The advisories affect channel catfish and largemouth bass. Officials are concerned that fish tissue samples show elevated levels of Polychorinated Biphenyls (PCBs) and mercury.

North Carolina public health officials say elevated levels of PCBs have been found in channel catfish in Mountain Island Lake. South Carolina says high levels of PCBs have been found in largemouth bass in Lake Wylie and in the Catawba River south of Lake Wylie. PCB testing in largemouth bass from Mountain Island Lake was inconclusive.
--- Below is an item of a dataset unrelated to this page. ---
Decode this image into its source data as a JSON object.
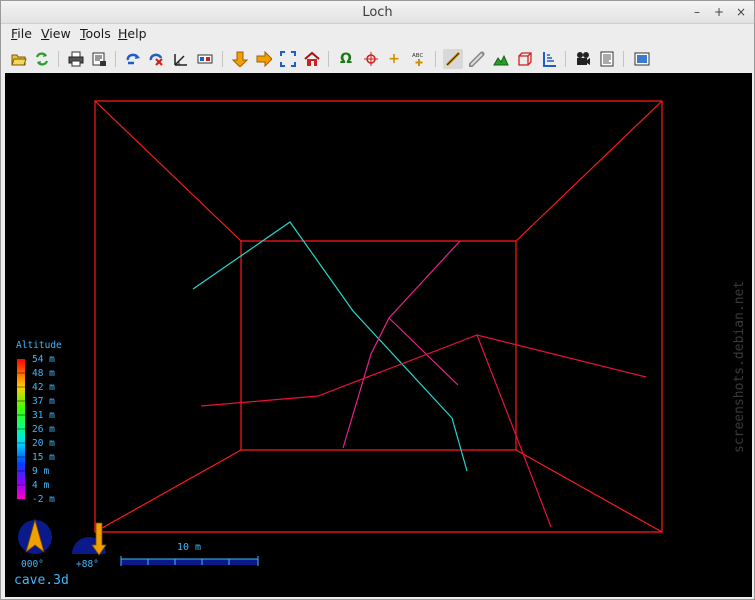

However, previous state studies have shown that largemouth bass in all waters of North Carolina have elevated levels of mercury.

Mountain Island Lake:

Channel catfish  –  everyone should avoid eating due to PCBs
Largemouth bass  –  pregnant women and children under age 15 should avoid eating due to mercury
                             – people over age 15 who are not pregnant should limit consumption to two meals per month

Lake Wylie:

Channel catfish – no restrictions
Largemouth bass – no more than one meal per week due to PCBs

Catawba River south of Lake Wylie:

Channel catfish – no restrictions
Largemouth bass – no more than one meal per week due to PCBs       

PCBs may adversely impact the neurological development of children, and may damage the reproductive system, the immune system or cause cancer in people of any age. Mercury mostly affects nerve cells in the brain and spinal cord, especially in unborn babies and young children. In higher doses, mercury also can have adverse affects on adults.

PCB and mercury contamination in the fish does not present a known health risk for people using the lakes or river for recreation such as swimming, wading or boating.




Printed from:

on: